Nothing is more frustrating than spending a day planting a new garden, only to have it dug up by the family dog. Before you scold your dog, find out why he is digging and what you can do to keep your yard free of holes.
Why dogs dig
Dogs dig for various reasons, but revenge is not one of them. It is likely due to one of the following:
- Prey – Gophers and insects are attractive to dogs, especially terriers, retrievers and other types of dogs with strong hunting instincts. If you notice digging at the roots of the trees or in specific areas of the yard, then prey may be to blame.
- Entertainment – Dogs, particularly puppies that are very active, need to keep busy. If they have no toys or playmates, they may resort to digging. Boredom and loneliness can also lead to digging as the dog’s way of releasing anxiety and energy.
- Comfort – On hot days, a dog may take solace in the cool dirt near the house or under a tree. If your dog has no shelter and is frequently found lying in the holes, then he is using his digging skills as a way to cool down.
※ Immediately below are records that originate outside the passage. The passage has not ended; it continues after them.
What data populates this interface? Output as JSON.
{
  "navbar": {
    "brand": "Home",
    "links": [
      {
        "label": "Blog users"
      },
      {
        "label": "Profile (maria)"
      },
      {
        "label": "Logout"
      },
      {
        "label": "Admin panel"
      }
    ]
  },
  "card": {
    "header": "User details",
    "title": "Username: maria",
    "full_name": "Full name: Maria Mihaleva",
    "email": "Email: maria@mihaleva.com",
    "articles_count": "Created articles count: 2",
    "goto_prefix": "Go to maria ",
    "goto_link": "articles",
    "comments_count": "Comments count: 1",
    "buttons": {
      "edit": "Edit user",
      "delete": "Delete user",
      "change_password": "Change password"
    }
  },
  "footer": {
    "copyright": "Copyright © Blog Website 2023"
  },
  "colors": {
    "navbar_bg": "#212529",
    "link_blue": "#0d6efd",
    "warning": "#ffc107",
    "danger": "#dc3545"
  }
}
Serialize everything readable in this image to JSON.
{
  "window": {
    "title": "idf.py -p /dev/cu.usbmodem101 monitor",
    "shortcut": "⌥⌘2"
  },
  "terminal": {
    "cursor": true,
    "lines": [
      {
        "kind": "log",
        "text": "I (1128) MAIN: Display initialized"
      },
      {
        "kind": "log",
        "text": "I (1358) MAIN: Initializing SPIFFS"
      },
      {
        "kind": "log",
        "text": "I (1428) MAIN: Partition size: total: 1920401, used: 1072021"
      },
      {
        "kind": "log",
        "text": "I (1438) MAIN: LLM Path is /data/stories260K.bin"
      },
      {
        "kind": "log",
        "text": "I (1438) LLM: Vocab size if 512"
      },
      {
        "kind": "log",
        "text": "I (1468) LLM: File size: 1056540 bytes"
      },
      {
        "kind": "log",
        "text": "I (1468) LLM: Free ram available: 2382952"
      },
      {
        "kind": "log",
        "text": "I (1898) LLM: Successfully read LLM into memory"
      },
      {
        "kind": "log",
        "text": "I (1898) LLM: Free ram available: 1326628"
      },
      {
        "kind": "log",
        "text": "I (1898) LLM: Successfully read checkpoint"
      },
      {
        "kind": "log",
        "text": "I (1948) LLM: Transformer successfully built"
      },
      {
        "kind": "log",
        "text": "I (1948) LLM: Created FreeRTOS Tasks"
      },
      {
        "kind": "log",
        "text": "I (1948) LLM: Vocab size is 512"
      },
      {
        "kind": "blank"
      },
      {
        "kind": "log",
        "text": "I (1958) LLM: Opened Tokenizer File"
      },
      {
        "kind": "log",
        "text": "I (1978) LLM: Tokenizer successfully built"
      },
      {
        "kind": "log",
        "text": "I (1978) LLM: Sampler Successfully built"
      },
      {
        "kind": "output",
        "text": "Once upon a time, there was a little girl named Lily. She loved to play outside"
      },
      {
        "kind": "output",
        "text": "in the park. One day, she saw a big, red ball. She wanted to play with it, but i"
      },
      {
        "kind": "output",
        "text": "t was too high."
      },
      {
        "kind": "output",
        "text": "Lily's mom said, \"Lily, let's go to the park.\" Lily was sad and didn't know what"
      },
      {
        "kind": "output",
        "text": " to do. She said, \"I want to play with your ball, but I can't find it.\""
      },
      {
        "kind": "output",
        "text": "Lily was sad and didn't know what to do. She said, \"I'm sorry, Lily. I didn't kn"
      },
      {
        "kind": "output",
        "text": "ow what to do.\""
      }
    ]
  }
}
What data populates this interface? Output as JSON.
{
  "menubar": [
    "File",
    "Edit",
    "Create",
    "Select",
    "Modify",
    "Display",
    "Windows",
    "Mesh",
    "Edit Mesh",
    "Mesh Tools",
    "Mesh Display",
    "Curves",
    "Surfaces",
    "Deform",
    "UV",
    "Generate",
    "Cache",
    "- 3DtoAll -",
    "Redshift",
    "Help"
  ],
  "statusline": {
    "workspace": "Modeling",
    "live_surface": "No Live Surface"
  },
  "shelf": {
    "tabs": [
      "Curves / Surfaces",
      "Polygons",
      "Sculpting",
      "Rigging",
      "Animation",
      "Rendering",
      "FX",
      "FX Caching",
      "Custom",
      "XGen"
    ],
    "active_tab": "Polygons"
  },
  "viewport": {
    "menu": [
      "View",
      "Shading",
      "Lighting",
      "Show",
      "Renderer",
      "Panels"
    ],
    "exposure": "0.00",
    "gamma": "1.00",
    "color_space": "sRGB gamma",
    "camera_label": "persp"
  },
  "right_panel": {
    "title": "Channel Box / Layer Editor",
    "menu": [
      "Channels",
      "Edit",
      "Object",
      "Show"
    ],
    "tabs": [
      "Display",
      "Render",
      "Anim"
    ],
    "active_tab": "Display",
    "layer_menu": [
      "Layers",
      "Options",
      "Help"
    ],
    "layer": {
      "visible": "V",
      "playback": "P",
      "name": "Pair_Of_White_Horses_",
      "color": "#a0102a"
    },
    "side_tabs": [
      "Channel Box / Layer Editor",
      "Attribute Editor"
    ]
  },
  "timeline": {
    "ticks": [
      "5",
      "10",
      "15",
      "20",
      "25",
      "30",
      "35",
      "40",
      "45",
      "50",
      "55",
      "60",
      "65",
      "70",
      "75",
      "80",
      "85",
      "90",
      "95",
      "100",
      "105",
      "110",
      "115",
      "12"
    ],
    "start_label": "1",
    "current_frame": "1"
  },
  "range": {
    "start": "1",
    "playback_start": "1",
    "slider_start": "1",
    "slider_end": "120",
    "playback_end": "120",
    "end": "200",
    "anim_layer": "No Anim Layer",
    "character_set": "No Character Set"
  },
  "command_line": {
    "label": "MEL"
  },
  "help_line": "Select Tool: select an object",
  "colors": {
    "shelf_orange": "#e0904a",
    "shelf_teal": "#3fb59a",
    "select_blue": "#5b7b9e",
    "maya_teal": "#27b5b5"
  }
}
- Attention – If a dog only receives attention when he does something wrong, then he will continue to do the offending behavior, even if the attention is negative. When a dog digs in front of his owner, he is doing it as a way to seek attention.
- Escape – Holes along the fence line means that your dog is trying to escape. There may be something in the yard that is threatening him, or more likely, he may smell something appealing, such as food or the scent of a dog in heat (particularly if your dog is not neutered).
How to stop the digging
Once you determine the root cause of your dog’s digging, you can then find a way to curb the desire. Here are some methods you can try:
- Exercise – A tired dog is less likely to engage in undesirable behaviors. Many dogs misbehave simply because they have too much energy. Keep your dog busy by engaging in play time and frequent walks. He will then be too tired to dig.
- Confinement – If you cannot watch your dog while he is loose in the yard, you will need to confine him in a kennel or crate or keep him indoors until you can determine the reason for the digging.
- Keep him entertained – If you must leave your dog alone, provide him with things to keep him busy. Treat dispensers and sturdy toys, such as rawhide bones, are ideal. If the digging persists, it may be worth it to hire a neighborhood teenager to take your dog on walks or play with him while you are away.
- Reprimand him – Create a negative association with digging. For example, you may want to spray him with a hose or water bottle when you catch him digging holes. However, this only works if you are consistent and able to do it immediately when you catch your dog in the act of digging. If you wait until after the fact, your dog fails to associate the digging with the punishment, and this can actually make the digging problem worse.
Another negative association is the popping sound of balloons. Bury balloons where your dog likes to dog. When your dog attempts to dig there, the sound of the balloon popping will likely startle him enough to avoid the area.
- Don’t let your dog work in the garden with you – Sometimes dogs just want to mimic their owners. If they see you working in the garden, they may feel compelled to do the same. Therefore, it’s better to keep your dog confined while gardening.
- Fix the fencing – If your dog is trying to escape under the fence, make it impossible to do so. Fill in any holes and keep chicken wire or large rocks along the base of the fence (or where the dog likes to dig) to keep your dog in the yard.
- Protect your dog from the elements – Extreme heat can cause your dog to dig to cool off. Make sure she has a dog house or other shelter to keep her cool in the summer.
- Provide a digging area – Some dogs just love to dig and nothing can stop them. If this is the case with your dog, and you have the extra space, consider making him a digging area. Fill a hole with sand and bury his favorite toys and treats in there. He will enjoy digging there so much that he won’t dig anywhere else. You can also use a small sandbox.
- Fill holes with dog feces – This doesn’t sound nice, but it is very effective. When your dog digs holes, fill them back up with dog feces. Your dog will be so turned off by this that he will likely never dig there again. For an added effect, feed your dog pineapple before doing this. To dogs, pineapple and dog feces mixed together create a horrible smell.
Less radical solutions include scattering ground pepper or small rocks that are unpleasant for your dog’s paws in digging areas.